Assignment:
The following data is to be repeated exactly, its pictures excluded.

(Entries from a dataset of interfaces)
········

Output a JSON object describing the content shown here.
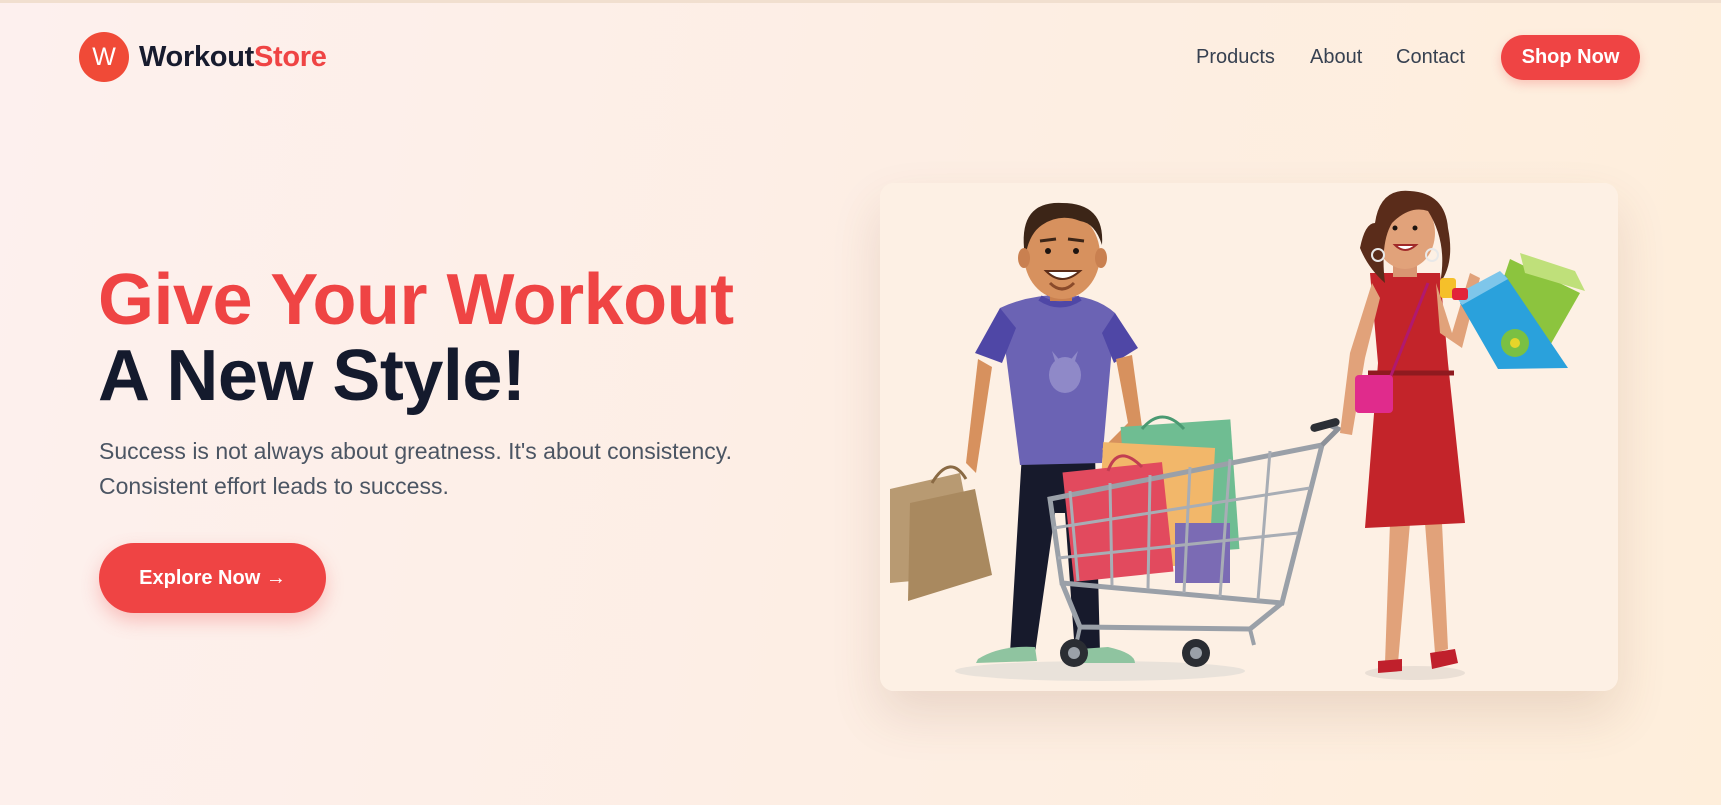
{
  "brand": {
    "logo_letter": "W",
    "name_part1": "Workout",
    "name_part2": "Store"
  },
  "nav": {
    "links": [
      {
        "label": "Products"
      },
      {
        "label": "About"
      },
      {
        "label": "Contact"
      }
    ],
    "cta_label": "Shop Now"
  },
  "hero": {
    "title_line1": "Give Your Workout",
    "title_line2": "A New Style!",
    "subtitle_line1": "Success is not always about greatness. It's about consistency.",
    "subtitle_line2": "Consistent effort leads to success.",
    "button_label": "Explore Now →"
  },
  "illustration": {
    "alt": "Shopping couple illustration",
    "icon": "shopping-illustration"
  },
  "colors": {
    "accent": "#ef4444",
    "logo_circle": "#f04a37",
    "heading_dark": "#141a2d",
    "body_text": "#4b5563",
    "nav_text": "#374151"
  }
}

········

Answer to this task:
Output a JSON object describing the content shown here.
{
  "brand": {
    "logo_letter": "W",
    "name_part1": "Workout",
    "name_part2": "Store"
  },
  "nav": {
    "links": [
      {
        "label": "Products"
      },
      {
        "label": "About"
      },
      {
        "label": "Contact"
      }
    ],
    "cta_label": "Shop Now"
  },
  "hero": {
    "title_line1": "Give Your Workout",
    "title_line2": "A New Style!",
    "subtitle_line1": "Success is not always about greatness. It's about consistency.",
    "subtitle_line2": "Consistent effort leads to success.",
    "button_label": "Explore Now →"
  },
  "illustration": {
    "alt": "Shopping couple illustration",
    "icon": "shopping-illustration"
  },
  "colors": {
    "accent": "#ef4444",
    "logo_circle": "#f04a37",
    "heading_dark": "#141a2d",
    "body_text": "#4b5563",
    "nav_text": "#374151"
  }
}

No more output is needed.